A company called Applied Digital Solutions wants you to undergo a surgical procedure to implant a tiny RFID microchip in your arm. Why would you want to do this? Because "Radio Frequency ID" chips will eliminate the heavy burden of having to carry credit cards and remember your ATM numbers. Instead, your arm becomes your card and ID number -- simply run your arm under a scanner and your embedded radio chip sends a digital signal to the computer, allowing you to complete your transaction. ADS calls its microchip "VeriPay."

There's only one rational reason that ADS executives think we'll submit to this: They're insane. Insane, but serious. They insist that this technological leap is needed because many people lose their credit cards. "VeriPay solves that problem," says a corporate PR flak, cheerfully noting that ADS's chip "is sub dermal and very difficult to lose. You don't leave it sitting in the backseat of a taxi," he said.

Sub dermal or not, your ID number still can be stolen by a geeky thief who rigs up a device to intercept your radio-transmitted number, then plays it back later to your ATM machine, emptying your account.

If your number is stolen, or if you simply switch credit-card companies or banks, what are you to do? No problem says the PR guy: "If you don't want it anymore... you can go to a doctor and have it removed. I call it an opt-out feature," he said gaily. Swell, instead of simply calling your credit card company to cancel your card, you'd have to call a surgeon. This is progress?

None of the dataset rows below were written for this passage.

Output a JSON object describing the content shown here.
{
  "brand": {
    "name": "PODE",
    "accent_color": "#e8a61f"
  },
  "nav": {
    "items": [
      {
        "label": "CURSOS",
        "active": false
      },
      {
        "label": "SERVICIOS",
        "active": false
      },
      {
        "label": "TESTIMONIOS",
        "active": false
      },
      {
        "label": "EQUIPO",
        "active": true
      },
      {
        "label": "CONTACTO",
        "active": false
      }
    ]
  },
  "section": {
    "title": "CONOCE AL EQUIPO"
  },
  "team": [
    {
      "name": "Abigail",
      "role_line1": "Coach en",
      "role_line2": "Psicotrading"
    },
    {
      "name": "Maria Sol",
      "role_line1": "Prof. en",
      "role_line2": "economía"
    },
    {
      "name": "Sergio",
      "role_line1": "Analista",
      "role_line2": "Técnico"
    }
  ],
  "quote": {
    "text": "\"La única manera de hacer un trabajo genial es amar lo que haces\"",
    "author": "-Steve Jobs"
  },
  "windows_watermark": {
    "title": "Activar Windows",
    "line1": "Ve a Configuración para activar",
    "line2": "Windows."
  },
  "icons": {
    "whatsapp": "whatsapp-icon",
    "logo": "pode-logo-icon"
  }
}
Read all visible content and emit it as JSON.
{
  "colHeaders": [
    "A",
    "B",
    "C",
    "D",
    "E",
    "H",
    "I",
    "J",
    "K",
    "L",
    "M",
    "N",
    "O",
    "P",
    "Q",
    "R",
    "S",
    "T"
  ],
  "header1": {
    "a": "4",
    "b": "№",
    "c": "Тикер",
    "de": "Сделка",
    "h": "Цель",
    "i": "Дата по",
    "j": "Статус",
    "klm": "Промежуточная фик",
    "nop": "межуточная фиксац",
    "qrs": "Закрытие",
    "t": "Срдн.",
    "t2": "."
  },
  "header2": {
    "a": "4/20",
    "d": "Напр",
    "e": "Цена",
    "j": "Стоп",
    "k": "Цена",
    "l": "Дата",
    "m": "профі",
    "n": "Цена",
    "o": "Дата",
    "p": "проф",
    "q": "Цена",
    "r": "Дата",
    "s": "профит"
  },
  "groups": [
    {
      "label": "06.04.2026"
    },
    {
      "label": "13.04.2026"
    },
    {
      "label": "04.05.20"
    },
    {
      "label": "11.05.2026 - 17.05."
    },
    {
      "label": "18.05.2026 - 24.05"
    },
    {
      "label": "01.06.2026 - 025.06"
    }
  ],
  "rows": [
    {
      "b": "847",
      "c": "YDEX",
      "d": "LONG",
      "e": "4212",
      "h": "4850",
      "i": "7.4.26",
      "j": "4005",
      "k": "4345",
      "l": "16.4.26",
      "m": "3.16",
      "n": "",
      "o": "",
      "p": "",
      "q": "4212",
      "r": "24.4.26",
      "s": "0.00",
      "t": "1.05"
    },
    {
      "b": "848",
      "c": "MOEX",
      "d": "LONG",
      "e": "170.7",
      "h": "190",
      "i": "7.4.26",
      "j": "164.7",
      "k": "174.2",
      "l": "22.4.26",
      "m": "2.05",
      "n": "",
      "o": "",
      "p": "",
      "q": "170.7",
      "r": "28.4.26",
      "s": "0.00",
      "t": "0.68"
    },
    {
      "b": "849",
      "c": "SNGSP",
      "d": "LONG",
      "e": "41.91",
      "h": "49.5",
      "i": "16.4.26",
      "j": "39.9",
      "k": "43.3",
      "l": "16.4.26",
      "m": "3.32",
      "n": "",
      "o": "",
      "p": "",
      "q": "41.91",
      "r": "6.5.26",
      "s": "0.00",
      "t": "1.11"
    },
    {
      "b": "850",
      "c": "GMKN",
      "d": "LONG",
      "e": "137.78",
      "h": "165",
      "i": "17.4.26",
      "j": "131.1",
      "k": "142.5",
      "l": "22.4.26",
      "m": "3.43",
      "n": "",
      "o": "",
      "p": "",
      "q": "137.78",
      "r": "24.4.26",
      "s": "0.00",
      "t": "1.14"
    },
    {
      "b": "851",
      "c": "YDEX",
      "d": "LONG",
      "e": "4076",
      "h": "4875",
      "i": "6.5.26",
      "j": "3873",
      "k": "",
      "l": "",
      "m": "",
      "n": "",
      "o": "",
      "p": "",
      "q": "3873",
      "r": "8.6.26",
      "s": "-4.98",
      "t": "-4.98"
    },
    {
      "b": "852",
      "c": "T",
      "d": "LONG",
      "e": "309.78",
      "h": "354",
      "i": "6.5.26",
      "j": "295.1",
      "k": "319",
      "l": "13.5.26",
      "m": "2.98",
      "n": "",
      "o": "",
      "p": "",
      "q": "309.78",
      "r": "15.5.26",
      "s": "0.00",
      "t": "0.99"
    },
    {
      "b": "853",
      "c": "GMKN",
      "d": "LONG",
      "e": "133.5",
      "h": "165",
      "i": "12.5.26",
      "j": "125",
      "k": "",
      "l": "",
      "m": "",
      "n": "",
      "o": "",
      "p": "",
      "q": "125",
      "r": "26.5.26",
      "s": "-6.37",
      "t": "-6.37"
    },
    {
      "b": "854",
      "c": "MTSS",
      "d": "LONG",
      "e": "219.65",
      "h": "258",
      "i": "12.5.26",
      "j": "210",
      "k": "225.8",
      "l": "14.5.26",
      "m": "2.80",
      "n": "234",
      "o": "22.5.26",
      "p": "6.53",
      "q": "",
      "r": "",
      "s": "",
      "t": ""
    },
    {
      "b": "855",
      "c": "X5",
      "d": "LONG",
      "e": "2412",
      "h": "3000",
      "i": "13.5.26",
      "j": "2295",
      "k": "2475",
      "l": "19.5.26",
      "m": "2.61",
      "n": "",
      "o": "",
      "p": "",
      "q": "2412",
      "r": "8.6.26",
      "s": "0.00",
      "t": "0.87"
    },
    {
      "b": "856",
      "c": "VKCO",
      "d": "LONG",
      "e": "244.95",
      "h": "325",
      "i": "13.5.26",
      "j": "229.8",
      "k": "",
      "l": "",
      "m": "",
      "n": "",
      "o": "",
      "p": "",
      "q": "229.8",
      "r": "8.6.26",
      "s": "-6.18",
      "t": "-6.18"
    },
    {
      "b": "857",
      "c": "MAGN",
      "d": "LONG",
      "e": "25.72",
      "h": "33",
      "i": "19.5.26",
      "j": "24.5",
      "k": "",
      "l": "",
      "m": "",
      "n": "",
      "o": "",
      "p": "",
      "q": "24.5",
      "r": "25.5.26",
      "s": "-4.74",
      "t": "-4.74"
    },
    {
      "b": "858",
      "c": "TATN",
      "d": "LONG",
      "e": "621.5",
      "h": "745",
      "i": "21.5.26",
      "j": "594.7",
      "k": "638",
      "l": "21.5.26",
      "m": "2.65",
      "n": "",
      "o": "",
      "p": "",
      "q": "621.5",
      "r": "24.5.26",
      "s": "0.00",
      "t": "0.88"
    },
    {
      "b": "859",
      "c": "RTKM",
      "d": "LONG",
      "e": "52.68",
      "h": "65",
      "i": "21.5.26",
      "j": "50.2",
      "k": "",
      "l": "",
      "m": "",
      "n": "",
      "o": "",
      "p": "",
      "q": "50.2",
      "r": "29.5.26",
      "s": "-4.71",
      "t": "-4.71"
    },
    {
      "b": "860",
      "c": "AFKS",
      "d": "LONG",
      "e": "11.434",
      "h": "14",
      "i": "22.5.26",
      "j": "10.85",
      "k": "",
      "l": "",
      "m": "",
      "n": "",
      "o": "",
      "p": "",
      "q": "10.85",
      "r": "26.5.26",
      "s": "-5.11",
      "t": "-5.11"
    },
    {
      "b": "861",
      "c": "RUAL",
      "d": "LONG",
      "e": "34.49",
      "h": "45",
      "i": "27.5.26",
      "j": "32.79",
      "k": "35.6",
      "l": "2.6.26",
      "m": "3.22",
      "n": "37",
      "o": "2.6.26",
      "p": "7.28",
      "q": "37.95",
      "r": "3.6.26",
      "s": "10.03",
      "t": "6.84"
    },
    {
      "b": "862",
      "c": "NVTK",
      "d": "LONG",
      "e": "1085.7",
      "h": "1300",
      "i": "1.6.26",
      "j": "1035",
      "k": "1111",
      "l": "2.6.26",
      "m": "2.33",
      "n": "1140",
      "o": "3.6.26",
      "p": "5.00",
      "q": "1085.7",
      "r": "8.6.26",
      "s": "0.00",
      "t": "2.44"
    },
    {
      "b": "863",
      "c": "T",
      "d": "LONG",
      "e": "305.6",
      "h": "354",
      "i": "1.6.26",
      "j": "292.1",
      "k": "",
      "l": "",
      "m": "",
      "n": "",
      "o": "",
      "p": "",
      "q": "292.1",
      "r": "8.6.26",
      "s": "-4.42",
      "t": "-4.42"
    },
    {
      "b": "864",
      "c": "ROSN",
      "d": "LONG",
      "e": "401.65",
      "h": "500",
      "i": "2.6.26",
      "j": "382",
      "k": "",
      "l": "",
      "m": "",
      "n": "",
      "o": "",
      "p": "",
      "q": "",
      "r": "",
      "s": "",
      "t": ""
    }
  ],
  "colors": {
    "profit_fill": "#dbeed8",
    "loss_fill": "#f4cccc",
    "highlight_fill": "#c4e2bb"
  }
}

Still, ADS is banking on you to "get chipped," as they cheerily put it in a special promotion. To lure you, they're even offering a $50 discount to the first 100,000 people who sign up.

By the way, the honchos of ADS are such business geniuses that the company's stock plummeted from $12 a share three years ago to about 40 cents today. I wouldn't entrust two bits to them -- much less my arm.